The Sourcing Framework for Food and Food Packaging Products Containing Nanomaterials presents what companies should ask their suppliers regarding the safety of products containing nanomaterials, therefore allowing businesses to make more informed decisions.
Nanotechnology is the science of manipulating matter at the molecular scale to build structures, tools, or products. This emerging science offers many new opportunities for food industry applications, such as nutritional additives, stronger flavorings and colorings, or antibacterial ingredients for food packaging. However, these same properties have also raised safety concerns yet to be fully understood.
“Currently, most food companies do not have processes in place to identify if there are nanomaterials in their products, or to confirm the safety of those products,” said Amy Galland, Research Director of As You Sow and co-author of the Framework. “We are urging the food industry to utilize the precautionary principle and stay ahead of the regulatory curve on this issue.”
In consultation with food companies such as Kraft, McDonald’s (which has adopted a “no nano”
policy), Whole Foods, Yum! Brands, and Pepsi, the nonprofit organization As You Sow developed this practical tool which clearly outlines what companies should ask their suppliers regarding the safety of products containing nanomaterials.
“In the absence of federal regulations, corporations need to evaluate the risks and benefits of sourcing products that use this new technology on their own,” says Michael Passoff, Senior Strategist of As You Sow and co-author of the Framework. “There is little transparency regarding safety testing or which food products contain nanomaterials. Companies need to start questioning their suppliers on whether or not their products use nanomaterials.”
In June 2011, the Food and Drug Administration stated it would evaluate guidance to address nanotechnology. This guidance is not prescriptive and does not advise companies in how to protect their customers from exposure to nanomaterials.
There is also a lack of scientific research about how nanomaterials interact at the molecular and physiological levels, with unknown potential impacts on public health and the environment.

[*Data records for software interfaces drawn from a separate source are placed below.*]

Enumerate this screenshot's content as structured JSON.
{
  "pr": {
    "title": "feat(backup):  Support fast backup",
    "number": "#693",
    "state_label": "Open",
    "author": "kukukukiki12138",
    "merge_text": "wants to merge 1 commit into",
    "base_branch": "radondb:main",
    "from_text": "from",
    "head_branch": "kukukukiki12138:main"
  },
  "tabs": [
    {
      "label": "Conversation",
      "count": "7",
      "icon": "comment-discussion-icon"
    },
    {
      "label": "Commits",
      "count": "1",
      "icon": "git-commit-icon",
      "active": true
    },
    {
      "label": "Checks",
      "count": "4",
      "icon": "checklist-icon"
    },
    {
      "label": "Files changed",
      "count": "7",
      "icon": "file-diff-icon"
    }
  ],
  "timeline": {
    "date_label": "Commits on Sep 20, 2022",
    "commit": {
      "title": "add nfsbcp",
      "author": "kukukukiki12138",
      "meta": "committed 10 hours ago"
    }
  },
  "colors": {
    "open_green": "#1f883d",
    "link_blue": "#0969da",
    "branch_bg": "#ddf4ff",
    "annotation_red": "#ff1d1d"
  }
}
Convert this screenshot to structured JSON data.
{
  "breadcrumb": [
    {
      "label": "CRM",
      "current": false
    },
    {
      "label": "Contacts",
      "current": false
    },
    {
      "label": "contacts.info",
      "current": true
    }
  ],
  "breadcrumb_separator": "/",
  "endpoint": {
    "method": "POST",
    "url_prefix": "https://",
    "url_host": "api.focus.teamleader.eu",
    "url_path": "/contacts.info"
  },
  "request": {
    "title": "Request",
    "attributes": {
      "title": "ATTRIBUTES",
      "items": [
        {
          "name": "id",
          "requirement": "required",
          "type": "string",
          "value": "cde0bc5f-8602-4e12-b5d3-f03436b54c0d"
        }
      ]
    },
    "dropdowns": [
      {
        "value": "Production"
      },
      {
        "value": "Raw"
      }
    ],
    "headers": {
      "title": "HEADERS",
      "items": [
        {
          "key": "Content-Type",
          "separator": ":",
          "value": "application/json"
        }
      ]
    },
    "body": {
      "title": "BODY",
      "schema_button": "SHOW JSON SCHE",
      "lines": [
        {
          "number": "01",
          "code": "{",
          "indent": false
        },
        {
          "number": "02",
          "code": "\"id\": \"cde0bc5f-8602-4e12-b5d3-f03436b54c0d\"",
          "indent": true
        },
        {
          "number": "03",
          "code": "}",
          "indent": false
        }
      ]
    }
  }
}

Consequently, companies looking to purchase or sell nanofood products or packaging have to take specific steps to protect themselves from financial and reputational risks through a thorough evaluation of the safety of these products, and transparency to address consumer concerns.
Specifically, the Framework:
Provides an introduction to key terms and issues by outlining a definition of nanomaterials; addressing the accessibility of nanoparticles within the human body and current studies which point to potential hazards; tackling the issue of unique properties and related, under-researched toxicity threats; and assessing how federal agencies are determining nanomaterial toxicological profiles.
Describes the current regulatory status and risks including: recent developments on nanomaterials by the Environmental Protection Agency and the Food and Drug Administration; and the emerging concerns due to lack of regulation.
Presents best practices from existing scientific, industry, and governmental frameworks including questions to ask suppliers to increase transparency of their supply chain and priorities for obtaining data related to risk and toxicity factors.
Makes recommendations regarding the information companies should request and receive from suppliers who offer food products and packaging that may contain nanomaterials.
The Framework will be distributed widely throughout the food and food packaging industries and will be followed up by a survey asking these same companies to disclose what, if any, nanomaterials are being used in their supply chain.
As You Sow is a nonprofit organization that promotes corporate responsibility through shareholder advocacy, coalition building, and innovative legal strategies. For more information visit:www.asyousow.org
Glenn Turner, 917-817-3396
Shayna Samuels, 718-541-4785